You see, these New York City principals were given extra money earlier this year for the school budgets "in exchange for higher consequences if they fail to raise test scores" as part of the mayor's and chancellor's vaunted Children First education reform movement.
The extra money could be used for a variety of programs including after-school and Saturday tutoring to help students on the battery of standardized tests the mayor and the chancellor have instituted per year.
Unfortunately for all involved, the U.S. economy has begun to tank (see here) and the mayor has ordered a bunch of city-wide budget cuts including ones in the public school system. Principals were ordered to cut 1.75% from their school budgets this year while much of the central administrative NYCDOE budget was saved. In addition, the mayor has ordered additional cuts to city agency budgets between 5% and 8% for the next fiscal year, although it is unclear just how much schools will have to cut.
Nonetheless you can bet individual schools will be forced to shoulder the fiscal burden while the central administrative budget (and all those yummy, yummy central administrative consultants and even yummier no-bid contracts handed out to Klein and Bloomberg cronies) will see few if any cuts.
And that makes sense. I mean, why cut the $80 million dollar ARIS computer system that doesn't work the way it's supposed to or the no-bid standardized testing contract Bloomberg handed to McGraw-Hill, the company that STILL hasn't delivered on the standardized ELA tests kids are supposed to be taking nearly nine months after the company first got the contract, when you can cut after-school Regents tutoring, arts and enrichment programs, and field trips and force principals to try and raise their test scores and graduation rates with much less money than they were promised.

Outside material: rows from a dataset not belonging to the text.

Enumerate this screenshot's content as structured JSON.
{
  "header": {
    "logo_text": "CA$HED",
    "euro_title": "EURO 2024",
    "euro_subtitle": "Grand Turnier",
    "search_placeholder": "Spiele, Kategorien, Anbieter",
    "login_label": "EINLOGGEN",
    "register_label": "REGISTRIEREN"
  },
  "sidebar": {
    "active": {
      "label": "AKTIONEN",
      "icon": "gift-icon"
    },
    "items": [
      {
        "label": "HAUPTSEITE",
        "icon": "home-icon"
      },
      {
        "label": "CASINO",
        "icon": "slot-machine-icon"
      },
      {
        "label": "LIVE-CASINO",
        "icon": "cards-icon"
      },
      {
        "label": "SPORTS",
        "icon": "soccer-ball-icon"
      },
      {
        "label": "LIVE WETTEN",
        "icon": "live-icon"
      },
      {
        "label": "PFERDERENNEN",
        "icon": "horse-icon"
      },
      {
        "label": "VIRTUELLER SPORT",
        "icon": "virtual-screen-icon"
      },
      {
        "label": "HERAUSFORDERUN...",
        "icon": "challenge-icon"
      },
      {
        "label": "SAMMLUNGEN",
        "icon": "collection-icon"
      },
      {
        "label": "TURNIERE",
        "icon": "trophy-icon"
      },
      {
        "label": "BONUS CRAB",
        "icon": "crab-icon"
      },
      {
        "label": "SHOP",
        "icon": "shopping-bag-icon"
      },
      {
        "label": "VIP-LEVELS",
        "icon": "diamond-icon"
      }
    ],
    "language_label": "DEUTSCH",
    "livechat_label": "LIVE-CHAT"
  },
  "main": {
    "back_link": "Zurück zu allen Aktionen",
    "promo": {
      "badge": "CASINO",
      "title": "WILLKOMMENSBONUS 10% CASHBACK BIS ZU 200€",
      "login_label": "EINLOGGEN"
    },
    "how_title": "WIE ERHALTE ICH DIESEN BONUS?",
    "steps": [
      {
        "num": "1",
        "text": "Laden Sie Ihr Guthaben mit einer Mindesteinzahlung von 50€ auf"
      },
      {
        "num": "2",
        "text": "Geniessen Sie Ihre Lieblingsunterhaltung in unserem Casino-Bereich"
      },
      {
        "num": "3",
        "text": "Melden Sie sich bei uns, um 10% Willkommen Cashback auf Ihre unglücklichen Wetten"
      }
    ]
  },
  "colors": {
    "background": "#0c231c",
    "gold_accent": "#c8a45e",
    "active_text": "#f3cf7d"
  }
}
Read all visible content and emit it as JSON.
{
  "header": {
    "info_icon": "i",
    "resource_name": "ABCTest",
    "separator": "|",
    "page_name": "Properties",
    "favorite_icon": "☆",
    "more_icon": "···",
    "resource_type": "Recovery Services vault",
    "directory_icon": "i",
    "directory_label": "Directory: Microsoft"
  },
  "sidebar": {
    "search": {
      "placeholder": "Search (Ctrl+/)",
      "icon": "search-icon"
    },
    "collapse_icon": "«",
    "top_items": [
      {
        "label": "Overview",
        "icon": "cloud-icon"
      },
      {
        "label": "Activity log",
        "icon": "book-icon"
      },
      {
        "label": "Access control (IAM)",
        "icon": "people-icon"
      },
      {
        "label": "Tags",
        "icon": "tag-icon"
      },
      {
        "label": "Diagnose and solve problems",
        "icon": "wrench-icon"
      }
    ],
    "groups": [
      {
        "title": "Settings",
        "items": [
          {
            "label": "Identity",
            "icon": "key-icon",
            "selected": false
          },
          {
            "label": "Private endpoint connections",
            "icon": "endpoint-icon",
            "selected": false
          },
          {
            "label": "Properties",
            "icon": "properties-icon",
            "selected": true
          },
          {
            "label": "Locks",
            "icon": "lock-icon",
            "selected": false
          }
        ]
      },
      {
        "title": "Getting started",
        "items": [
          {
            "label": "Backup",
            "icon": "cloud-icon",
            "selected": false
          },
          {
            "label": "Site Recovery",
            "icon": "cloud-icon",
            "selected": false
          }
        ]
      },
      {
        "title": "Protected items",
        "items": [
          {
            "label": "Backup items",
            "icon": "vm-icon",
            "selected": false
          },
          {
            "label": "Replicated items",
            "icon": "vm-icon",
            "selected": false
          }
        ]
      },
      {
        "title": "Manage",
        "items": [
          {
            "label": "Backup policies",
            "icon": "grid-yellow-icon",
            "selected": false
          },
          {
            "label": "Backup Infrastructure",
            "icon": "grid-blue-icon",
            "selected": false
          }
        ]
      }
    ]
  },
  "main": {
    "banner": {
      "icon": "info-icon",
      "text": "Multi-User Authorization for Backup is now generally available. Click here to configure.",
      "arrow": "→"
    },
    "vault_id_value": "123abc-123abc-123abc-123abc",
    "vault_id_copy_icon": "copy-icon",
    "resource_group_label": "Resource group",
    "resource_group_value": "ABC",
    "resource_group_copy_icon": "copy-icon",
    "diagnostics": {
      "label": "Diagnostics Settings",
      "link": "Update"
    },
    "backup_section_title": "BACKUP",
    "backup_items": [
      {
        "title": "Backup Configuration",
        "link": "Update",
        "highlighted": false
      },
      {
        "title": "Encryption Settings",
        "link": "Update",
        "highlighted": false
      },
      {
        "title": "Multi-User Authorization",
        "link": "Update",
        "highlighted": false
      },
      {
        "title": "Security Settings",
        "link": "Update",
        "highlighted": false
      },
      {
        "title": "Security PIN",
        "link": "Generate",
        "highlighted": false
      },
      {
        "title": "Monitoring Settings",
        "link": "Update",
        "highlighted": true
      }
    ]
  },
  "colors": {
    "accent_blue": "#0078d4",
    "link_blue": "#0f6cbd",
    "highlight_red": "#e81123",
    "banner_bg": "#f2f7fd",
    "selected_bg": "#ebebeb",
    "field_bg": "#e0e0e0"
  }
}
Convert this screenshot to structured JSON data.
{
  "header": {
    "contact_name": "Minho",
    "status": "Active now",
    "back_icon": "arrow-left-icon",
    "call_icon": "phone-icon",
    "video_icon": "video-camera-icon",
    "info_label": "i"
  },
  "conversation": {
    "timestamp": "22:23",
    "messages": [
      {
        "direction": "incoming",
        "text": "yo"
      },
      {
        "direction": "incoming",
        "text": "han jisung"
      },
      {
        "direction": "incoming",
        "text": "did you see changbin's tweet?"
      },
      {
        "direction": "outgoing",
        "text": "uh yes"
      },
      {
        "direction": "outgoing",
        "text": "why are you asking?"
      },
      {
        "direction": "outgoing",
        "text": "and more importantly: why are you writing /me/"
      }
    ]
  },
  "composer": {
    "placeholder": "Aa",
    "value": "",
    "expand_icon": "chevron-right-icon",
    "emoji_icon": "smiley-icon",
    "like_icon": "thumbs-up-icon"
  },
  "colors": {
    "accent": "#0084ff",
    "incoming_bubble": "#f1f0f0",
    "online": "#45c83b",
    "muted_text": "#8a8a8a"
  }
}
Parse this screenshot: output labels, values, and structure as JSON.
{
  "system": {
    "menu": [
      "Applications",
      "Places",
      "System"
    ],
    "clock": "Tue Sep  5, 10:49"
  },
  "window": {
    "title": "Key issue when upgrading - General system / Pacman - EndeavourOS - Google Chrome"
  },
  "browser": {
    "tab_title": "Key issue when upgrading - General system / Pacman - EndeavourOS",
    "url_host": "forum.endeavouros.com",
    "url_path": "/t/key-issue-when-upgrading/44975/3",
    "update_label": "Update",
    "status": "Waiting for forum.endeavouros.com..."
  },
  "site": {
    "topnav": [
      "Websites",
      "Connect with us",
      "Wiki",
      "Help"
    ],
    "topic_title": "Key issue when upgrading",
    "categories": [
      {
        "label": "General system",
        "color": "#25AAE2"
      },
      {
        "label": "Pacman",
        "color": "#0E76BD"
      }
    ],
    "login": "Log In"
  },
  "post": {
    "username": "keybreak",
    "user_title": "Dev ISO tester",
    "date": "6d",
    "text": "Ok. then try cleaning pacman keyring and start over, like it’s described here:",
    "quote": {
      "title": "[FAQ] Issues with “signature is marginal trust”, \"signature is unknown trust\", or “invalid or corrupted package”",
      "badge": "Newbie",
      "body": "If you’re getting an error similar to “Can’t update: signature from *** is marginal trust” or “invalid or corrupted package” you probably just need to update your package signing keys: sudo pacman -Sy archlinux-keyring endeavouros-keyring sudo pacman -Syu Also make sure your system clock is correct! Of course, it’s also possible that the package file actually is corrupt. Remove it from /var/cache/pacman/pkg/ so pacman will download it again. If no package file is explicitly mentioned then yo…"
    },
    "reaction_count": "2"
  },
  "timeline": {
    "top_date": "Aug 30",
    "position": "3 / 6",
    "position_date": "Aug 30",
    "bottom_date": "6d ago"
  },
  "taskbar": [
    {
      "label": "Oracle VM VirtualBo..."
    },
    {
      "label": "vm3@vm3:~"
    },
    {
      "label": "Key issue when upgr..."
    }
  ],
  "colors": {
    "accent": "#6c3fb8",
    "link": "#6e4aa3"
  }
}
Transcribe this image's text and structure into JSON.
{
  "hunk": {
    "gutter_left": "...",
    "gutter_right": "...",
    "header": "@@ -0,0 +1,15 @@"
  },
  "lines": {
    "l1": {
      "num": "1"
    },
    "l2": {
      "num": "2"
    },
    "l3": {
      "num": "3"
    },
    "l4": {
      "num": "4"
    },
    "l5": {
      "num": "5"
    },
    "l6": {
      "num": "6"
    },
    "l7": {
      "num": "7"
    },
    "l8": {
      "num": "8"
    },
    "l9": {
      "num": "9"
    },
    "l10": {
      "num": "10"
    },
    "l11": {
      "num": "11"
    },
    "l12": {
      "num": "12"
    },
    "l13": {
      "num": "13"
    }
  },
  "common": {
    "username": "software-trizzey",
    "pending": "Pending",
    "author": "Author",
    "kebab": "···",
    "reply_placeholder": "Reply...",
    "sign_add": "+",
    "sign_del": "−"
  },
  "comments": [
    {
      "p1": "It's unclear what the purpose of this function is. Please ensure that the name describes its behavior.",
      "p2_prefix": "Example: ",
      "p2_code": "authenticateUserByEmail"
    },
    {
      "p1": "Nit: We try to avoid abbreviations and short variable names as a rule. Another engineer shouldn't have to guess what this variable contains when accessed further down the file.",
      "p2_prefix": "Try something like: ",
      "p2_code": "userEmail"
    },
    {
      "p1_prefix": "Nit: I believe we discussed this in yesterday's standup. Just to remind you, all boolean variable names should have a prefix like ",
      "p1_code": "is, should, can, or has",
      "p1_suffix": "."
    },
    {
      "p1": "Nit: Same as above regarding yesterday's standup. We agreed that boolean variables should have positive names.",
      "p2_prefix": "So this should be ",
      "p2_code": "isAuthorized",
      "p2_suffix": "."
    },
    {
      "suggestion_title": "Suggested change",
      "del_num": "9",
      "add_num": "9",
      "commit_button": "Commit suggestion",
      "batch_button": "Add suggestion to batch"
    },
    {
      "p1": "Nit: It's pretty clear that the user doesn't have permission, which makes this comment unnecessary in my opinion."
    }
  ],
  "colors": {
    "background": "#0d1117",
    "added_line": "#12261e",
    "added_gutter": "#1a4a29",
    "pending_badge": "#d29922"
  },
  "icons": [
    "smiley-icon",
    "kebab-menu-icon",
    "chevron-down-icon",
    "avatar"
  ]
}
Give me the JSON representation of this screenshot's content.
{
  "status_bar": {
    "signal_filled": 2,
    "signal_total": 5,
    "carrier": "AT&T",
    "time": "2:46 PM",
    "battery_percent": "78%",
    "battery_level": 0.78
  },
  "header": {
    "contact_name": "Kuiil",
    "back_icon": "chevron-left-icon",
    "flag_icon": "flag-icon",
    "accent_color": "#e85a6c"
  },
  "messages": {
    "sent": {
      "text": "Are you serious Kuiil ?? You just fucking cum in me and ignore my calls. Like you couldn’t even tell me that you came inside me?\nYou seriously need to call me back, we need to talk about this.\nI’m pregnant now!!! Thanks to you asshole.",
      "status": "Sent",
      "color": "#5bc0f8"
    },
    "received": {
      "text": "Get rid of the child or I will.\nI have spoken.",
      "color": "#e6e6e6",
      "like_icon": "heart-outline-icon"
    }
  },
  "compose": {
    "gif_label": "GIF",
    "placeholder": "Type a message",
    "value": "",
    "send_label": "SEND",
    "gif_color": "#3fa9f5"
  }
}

Oh, and you can bet the mayor's and chancellor's vaunted school report cards and quality review program won't be cut, even if the programs that might help schools improve in some of the categories measured will be.
Remember, it's Children First and children always, as long as Bloomberg's and Klein's corporate cronies are not hurt in the pocketbook or the balance sheet.
No wonder principals are mad as hell over the budget cuts. Unlike the CEO's from Citigroup, Merrill Lynch and Countrywide Financial who got dragged in front of Congress yesterday after receiving millions in executive "performance" compensation even as they made terrible business mistakes that cost their companies and shareholders hundreds of millions of dollars, you can bet Klein and Bloomberg will hold principals, assistant principals and teachers accountable for "improvement" even as he cuts the school budget by as much as 10% (and perhaps even more if the economy continues to worsen.)
You see, accountability is for everybody except the big-time businessmen, the corporate CEO's, the short-selling hedge fund managers, or billionaire media moguls.